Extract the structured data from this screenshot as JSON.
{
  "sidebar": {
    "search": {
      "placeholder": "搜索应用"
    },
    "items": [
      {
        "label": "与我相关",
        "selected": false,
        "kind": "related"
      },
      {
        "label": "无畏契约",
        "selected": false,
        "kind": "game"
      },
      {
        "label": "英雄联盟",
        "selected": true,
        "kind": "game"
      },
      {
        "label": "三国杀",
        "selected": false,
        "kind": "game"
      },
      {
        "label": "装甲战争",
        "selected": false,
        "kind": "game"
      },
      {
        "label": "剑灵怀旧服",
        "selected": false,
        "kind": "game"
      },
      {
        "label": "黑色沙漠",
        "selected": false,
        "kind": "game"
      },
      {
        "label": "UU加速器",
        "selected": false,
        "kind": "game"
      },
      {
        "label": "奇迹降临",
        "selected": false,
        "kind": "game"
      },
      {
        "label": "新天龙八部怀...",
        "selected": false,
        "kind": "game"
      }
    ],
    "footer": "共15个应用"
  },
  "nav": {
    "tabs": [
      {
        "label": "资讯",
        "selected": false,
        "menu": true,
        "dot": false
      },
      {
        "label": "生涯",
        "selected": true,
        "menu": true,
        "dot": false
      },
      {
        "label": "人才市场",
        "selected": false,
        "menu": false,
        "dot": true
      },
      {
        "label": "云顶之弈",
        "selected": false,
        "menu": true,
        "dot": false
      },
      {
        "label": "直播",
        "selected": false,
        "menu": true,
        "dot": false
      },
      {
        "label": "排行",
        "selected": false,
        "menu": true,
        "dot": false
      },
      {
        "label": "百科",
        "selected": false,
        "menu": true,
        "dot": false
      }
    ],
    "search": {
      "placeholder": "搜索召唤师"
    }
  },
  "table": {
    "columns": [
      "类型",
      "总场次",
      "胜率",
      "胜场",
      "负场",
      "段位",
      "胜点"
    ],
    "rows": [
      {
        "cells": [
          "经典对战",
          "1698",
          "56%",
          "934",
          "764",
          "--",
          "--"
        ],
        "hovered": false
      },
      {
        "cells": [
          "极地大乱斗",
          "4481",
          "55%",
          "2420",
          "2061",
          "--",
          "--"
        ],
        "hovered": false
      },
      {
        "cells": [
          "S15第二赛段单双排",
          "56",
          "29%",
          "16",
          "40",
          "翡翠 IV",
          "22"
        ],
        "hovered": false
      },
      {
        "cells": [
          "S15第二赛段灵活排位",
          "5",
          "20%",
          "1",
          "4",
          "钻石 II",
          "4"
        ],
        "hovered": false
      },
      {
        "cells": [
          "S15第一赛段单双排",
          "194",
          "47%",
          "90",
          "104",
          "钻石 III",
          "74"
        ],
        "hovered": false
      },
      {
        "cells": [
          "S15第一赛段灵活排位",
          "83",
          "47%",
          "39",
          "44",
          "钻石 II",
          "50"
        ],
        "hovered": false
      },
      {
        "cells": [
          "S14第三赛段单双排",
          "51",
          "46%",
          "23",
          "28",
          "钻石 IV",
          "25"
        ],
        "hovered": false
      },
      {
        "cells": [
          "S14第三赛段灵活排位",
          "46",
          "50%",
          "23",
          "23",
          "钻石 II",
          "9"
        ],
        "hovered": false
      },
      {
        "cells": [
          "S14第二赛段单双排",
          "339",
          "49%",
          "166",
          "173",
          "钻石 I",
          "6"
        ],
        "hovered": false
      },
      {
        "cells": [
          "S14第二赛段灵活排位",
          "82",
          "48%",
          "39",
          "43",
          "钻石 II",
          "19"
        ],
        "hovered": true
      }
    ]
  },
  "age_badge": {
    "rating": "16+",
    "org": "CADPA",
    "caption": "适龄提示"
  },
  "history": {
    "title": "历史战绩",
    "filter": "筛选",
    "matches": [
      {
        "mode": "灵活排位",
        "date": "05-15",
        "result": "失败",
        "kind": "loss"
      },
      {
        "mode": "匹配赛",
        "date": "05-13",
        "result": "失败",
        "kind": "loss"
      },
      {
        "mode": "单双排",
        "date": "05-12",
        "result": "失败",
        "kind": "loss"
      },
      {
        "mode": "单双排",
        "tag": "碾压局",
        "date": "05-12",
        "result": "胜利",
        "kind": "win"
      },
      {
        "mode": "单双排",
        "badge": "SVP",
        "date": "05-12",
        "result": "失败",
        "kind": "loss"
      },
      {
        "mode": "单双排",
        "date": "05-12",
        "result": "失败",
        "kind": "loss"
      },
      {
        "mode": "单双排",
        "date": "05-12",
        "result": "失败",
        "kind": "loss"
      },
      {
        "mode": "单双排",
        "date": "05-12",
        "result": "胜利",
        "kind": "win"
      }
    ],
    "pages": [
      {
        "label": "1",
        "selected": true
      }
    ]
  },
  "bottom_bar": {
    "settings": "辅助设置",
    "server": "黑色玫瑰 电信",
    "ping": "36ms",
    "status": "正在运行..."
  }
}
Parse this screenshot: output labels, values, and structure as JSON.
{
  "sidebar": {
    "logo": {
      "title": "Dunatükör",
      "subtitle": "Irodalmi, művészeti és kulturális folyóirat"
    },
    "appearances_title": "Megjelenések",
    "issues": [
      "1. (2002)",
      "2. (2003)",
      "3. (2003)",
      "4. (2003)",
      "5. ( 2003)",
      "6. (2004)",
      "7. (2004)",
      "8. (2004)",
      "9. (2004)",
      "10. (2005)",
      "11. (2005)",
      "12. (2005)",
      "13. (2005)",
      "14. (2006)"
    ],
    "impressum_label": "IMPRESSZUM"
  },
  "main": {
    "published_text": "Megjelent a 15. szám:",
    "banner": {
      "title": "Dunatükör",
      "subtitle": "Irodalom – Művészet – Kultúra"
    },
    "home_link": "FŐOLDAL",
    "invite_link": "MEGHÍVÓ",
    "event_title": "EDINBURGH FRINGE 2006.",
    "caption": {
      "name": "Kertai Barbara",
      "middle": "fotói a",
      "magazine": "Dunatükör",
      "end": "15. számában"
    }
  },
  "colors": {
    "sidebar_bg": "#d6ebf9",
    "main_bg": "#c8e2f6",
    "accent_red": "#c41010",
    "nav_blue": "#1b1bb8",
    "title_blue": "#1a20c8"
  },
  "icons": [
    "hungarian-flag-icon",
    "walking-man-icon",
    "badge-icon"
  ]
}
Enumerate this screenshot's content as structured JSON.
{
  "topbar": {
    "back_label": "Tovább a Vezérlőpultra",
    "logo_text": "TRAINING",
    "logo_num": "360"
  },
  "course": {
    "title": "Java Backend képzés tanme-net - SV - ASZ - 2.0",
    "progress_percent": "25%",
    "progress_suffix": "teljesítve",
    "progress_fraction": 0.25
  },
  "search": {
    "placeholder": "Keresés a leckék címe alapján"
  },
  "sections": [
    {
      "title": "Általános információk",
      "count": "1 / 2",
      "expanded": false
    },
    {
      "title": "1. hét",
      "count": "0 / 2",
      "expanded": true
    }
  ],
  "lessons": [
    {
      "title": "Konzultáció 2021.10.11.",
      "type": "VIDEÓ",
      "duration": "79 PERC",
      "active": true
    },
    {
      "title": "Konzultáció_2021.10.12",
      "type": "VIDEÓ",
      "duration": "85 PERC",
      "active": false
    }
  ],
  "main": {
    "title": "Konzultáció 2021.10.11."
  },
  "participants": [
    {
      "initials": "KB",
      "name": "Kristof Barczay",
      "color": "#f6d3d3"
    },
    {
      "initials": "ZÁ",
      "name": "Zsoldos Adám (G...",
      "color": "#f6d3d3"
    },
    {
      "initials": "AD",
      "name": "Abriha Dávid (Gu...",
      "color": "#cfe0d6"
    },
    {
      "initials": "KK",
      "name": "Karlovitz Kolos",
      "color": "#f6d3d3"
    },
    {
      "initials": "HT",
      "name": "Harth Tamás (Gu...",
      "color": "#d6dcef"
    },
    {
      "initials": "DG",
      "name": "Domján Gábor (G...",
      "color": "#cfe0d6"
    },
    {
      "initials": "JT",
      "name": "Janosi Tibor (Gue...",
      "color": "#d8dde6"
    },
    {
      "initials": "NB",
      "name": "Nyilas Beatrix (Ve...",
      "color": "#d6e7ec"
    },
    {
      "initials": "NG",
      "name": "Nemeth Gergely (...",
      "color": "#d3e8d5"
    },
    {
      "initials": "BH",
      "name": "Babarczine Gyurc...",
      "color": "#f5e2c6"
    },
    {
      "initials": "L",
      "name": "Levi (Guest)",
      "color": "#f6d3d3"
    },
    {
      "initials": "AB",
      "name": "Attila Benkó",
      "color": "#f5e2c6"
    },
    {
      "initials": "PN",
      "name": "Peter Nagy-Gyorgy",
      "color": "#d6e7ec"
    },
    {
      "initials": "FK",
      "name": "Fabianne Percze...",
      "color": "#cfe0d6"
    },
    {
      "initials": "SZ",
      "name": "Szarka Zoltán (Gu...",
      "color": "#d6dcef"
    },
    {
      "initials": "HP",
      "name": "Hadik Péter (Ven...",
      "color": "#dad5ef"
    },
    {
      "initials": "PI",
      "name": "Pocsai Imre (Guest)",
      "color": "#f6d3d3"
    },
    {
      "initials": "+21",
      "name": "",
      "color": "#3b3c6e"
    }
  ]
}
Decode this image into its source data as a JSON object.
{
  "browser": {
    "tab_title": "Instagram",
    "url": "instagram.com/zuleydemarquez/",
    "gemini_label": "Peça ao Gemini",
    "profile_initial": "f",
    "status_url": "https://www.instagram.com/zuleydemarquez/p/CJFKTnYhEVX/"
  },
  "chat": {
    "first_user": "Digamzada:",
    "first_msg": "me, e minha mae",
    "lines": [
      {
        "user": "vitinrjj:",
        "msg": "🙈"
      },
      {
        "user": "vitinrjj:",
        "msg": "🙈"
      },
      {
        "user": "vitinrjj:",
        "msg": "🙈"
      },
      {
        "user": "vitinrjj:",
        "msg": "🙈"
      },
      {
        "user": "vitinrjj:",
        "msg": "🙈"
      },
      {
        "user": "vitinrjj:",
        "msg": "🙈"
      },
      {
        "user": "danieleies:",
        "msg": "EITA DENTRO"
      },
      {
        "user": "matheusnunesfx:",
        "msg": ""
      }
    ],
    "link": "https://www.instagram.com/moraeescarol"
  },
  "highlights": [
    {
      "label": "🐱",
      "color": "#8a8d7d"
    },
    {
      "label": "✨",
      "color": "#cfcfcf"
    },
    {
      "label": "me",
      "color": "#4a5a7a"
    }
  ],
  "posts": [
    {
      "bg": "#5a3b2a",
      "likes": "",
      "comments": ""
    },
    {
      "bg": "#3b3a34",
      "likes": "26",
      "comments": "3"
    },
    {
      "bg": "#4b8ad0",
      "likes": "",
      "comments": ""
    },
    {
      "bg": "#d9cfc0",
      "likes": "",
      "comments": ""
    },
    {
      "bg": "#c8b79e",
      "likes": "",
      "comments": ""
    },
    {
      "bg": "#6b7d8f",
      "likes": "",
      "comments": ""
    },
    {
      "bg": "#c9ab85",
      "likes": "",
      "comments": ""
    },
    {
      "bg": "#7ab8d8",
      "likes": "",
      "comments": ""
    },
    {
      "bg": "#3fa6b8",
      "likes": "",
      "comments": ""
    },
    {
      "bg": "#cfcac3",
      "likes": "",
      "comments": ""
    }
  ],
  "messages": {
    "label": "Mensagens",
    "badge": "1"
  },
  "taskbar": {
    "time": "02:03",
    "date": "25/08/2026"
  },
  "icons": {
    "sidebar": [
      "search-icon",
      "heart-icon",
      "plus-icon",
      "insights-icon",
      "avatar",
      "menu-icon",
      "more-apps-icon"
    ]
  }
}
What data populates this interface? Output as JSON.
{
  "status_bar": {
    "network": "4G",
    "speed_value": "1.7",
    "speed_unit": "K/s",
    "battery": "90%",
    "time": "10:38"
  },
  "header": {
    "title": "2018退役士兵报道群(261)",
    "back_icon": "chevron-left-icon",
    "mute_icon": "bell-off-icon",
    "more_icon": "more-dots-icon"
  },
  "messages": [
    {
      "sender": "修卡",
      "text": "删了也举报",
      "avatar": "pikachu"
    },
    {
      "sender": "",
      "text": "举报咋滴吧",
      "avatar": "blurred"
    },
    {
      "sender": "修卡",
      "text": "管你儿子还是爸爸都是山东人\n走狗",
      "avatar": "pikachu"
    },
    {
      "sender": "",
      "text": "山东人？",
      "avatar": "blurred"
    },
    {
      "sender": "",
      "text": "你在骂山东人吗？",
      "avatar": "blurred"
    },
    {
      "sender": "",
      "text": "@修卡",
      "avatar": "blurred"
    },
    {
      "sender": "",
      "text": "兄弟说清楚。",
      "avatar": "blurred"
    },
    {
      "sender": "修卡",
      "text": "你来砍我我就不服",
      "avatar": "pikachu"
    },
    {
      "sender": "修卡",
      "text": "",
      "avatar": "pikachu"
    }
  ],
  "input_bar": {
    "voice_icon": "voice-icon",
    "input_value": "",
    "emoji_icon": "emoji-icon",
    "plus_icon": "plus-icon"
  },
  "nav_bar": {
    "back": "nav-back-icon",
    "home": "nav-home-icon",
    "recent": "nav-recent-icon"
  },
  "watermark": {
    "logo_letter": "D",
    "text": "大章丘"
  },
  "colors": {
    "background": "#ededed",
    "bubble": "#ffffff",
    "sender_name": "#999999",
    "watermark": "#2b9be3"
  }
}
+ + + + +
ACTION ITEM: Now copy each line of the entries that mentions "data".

SOLVED PROBLEM:
Extract the structured data from this screenshot as JSON.
Decode this image into its source data as a JSON object.
What data populates this interface? Output as JSON.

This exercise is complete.